STUDY MATERIAL Block Start
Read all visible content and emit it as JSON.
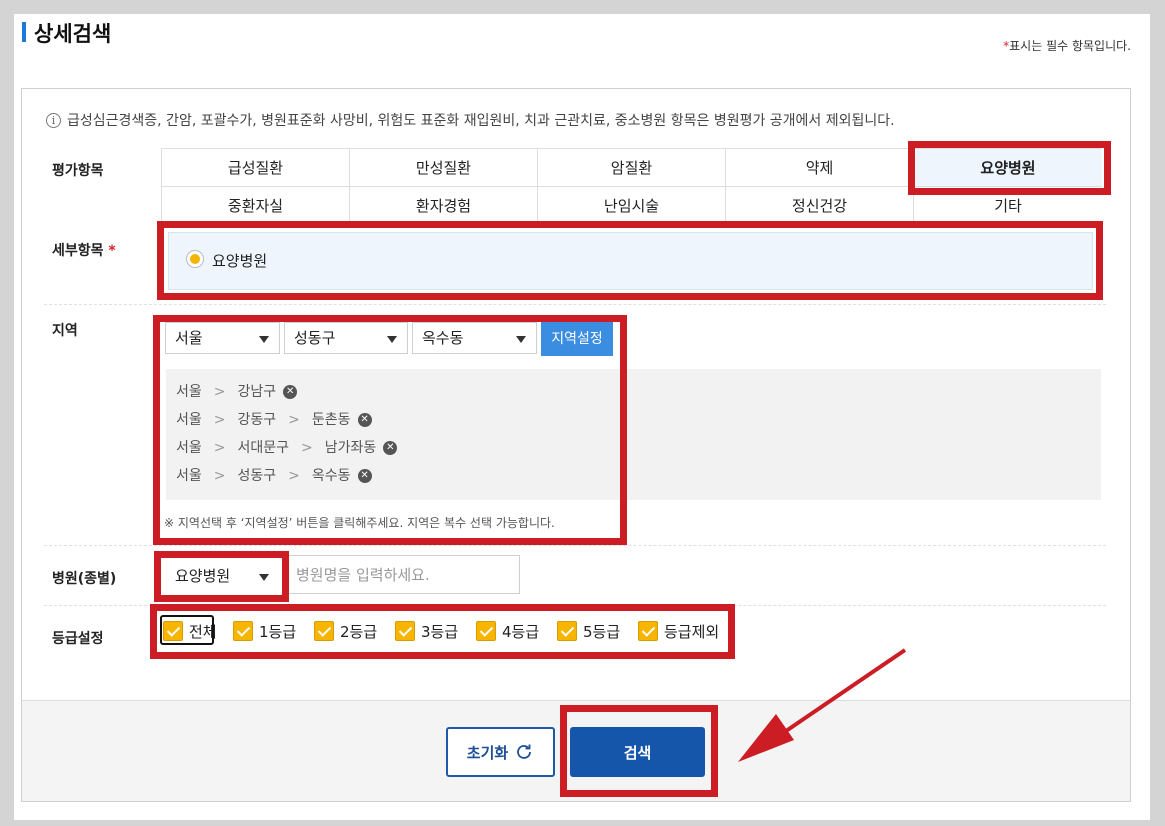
{
  "header": {
    "title": "상세검색",
    "required_star": "*",
    "required_note": "표시는 필수 항목입니다."
  },
  "info": {
    "icon": "i",
    "text": "급성심근경색증, 간암, 포괄수가, 병원표준화 사망비, 위험도 표준화 재입원비, 치과 근관치료, 중소병원 항목은 병원평가 공개에서 제외됩니다."
  },
  "labels": {
    "evaluation": "평가항목",
    "detail": "세부항목",
    "detail_star": "*",
    "region": "지역",
    "hospital_type": "병원(종별)",
    "grade": "등급설정"
  },
  "categories": [
    {
      "label": "급성질환"
    },
    {
      "label": "만성질환"
    },
    {
      "label": "암질환"
    },
    {
      "label": "약제"
    },
    {
      "label": "요양병원"
    },
    {
      "label": "중환자실"
    },
    {
      "label": "환자경험"
    },
    {
      "label": "난임시술"
    },
    {
      "label": "정신건강"
    },
    {
      "label": "기타"
    }
  ],
  "active_category": "요양병원",
  "detail": {
    "selected": "요양병원"
  },
  "region": {
    "sido": "서울",
    "sigungu": "성동구",
    "dong": "옥수동",
    "set_button": "지역설정",
    "separator": ">",
    "selected": [
      {
        "parts": [
          "서울",
          "강남구"
        ]
      },
      {
        "parts": [
          "서울",
          "강동구",
          "둔촌동"
        ]
      },
      {
        "parts": [
          "서울",
          "서대문구",
          "남가좌동"
        ]
      },
      {
        "parts": [
          "서울",
          "성동구",
          "옥수동"
        ]
      }
    ],
    "note": "※ 지역선택 후 ‘지역설정’ 버튼을 클릭해주세요. 지역은 복수 선택 가능합니다."
  },
  "hospital": {
    "type": "요양병원",
    "name_placeholder": "병원명을 입력하세요."
  },
  "grades": [
    {
      "label": "전체",
      "checked": true
    },
    {
      "label": "1등급",
      "checked": true
    },
    {
      "label": "2등급",
      "checked": true
    },
    {
      "label": "3등급",
      "checked": true
    },
    {
      "label": "4등급",
      "checked": true
    },
    {
      "label": "5등급",
      "checked": true
    },
    {
      "label": "등급제외",
      "checked": true
    }
  ],
  "footer": {
    "reset": "초기화",
    "search": "검색"
  },
  "colors": {
    "highlight": "#cc1c24",
    "primary": "#1656aa",
    "accent_blue": "#3a8de0",
    "check": "#f7b500"
  }
}
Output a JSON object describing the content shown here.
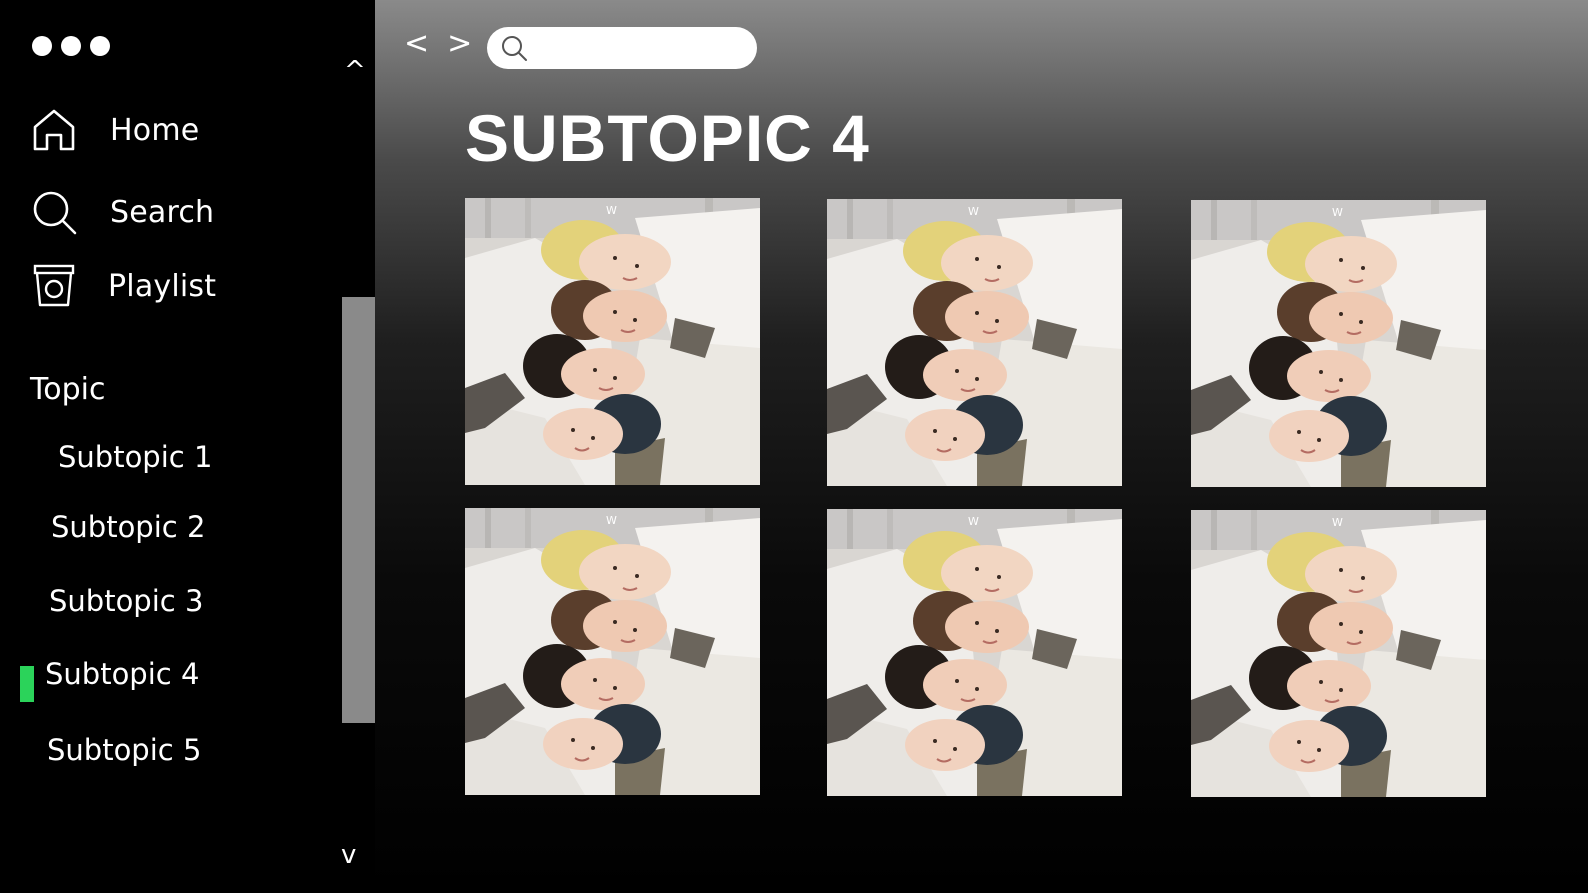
{
  "sidebar": {
    "nav": [
      {
        "label": "Home",
        "icon": "home-icon"
      },
      {
        "label": "Search",
        "icon": "search-icon"
      },
      {
        "label": "Playlist",
        "icon": "playlist-icon"
      }
    ],
    "topic_heading": "Topic",
    "subtopics": [
      {
        "label": "Subtopic 1"
      },
      {
        "label": "Subtopic 2"
      },
      {
        "label": "Subtopic 3"
      },
      {
        "label": "Subtopic 4",
        "active": true
      },
      {
        "label": "Subtopic 5"
      }
    ],
    "scroll_up": "^",
    "scroll_down": "v",
    "active_color": "#2bd35a"
  },
  "header": {
    "back": "<",
    "forward": ">",
    "search_value": ""
  },
  "main": {
    "title": "SUBTOPIC 4",
    "tiles": [
      {
        "icon": "album-cover-photo"
      },
      {
        "icon": "album-cover-photo"
      },
      {
        "icon": "album-cover-photo"
      },
      {
        "icon": "album-cover-photo"
      },
      {
        "icon": "album-cover-photo"
      },
      {
        "icon": "album-cover-photo"
      }
    ]
  }
}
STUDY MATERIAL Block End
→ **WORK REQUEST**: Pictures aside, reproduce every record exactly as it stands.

→ **ANSWER SPACE**:
Read all visible content and emit it as JSON.
{
  "header": {
    "title": "상세검색",
    "required_star": "*",
    "required_note": "표시는 필수 항목입니다."
  },
  "info": {
    "icon": "i",
    "text": "급성심근경색증, 간암, 포괄수가, 병원표준화 사망비, 위험도 표준화 재입원비, 치과 근관치료, 중소병원 항목은 병원평가 공개에서 제외됩니다."
  },
  "labels": {
    "evaluation": "평가항목",
    "detail": "세부항목",
    "detail_star": "*",
    "region": "지역",
    "hospital_type": "병원(종별)",
    "grade": "등급설정"
  },
  "categories": [
    {
      "label": "급성질환"
    },
    {
      "label": "만성질환"
    },
    {
      "label": "암질환"
    },
    {
      "label": "약제"
    },
    {
      "label": "요양병원"
    },
    {
      "label": "중환자실"
    },
    {
      "label": "환자경험"
    },
    {
      "label": "난임시술"
    },
    {
      "label": "정신건강"
    },
    {
      "label": "기타"
    }
  ],
  "active_category": "요양병원",
  "detail": {
    "selected": "요양병원"
  },
  "region": {
    "sido": "서울",
    "sigungu": "성동구",
    "dong": "옥수동",
    "set_button": "지역설정",
    "separator": ">",
    "selected": [
      {
        "parts": [
          "서울",
          "강남구"
        ]
      },
      {
        "parts": [
          "서울",
          "강동구",
          "둔촌동"
        ]
      },
      {
        "parts": [
          "서울",
          "서대문구",
          "남가좌동"
        ]
      },
      {
        "parts": [
          "서울",
          "성동구",
          "옥수동"
        ]
      }
    ],
    "note": "※ 지역선택 후 ‘지역설정’ 버튼을 클릭해주세요. 지역은 복수 선택 가능합니다."
  },
  "hospital": {
    "type": "요양병원",
    "name_placeholder": "병원명을 입력하세요."
  },
  "grades": [
    {
      "label": "전체",
      "checked": true
    },
    {
      "label": "1등급",
      "checked": true
    },
    {
      "label": "2등급",
      "checked": true
    },
    {
      "label": "3등급",
      "checked": true
    },
    {
      "label": "4등급",
      "checked": true
    },
    {
      "label": "5등급",
      "checked": true
    },
    {
      "label": "등급제외",
      "checked": true
    }
  ],
  "footer": {
    "reset": "초기화",
    "search": "검색"
  },
  "colors": {
    "highlight": "#cc1c24",
    "primary": "#1656aa",
    "accent_blue": "#3a8de0",
    "check": "#f7b500"
  }
}
Output a JSON object describing the content shown here.
{
  "sidebar": {
    "nav": [
      {
        "label": "Home",
        "icon": "home-icon"
      },
      {
        "label": "Search",
        "icon": "search-icon"
      },
      {
        "label": "Playlist",
        "icon": "playlist-icon"
      }
    ],
    "topic_heading": "Topic",
    "subtopics": [
      {
        "label": "Subtopic 1"
      },
      {
        "label": "Subtopic 2"
      },
      {
        "label": "Subtopic 3"
      },
      {
        "label": "Subtopic 4",
        "active": true
      },
      {
        "label": "Subtopic 5"
      }
    ],
    "scroll_up": "^",
    "scroll_down": "v",
    "active_color": "#2bd35a"
  },
  "header": {
    "back": "<",
    "forward": ">",
    "search_value": ""
  },
  "main": {
    "title": "SUBTOPIC 4",
    "tiles": [
      {
        "icon": "album-cover-photo"
      },
      {
        "icon": "album-cover-photo"
      },
      {
        "icon": "album-cover-photo"
      },
      {
        "icon": "album-cover-photo"
      },
      {
        "icon": "album-cover-photo"
      },
      {
        "icon": "album-cover-photo"
      }
    ]
  }
}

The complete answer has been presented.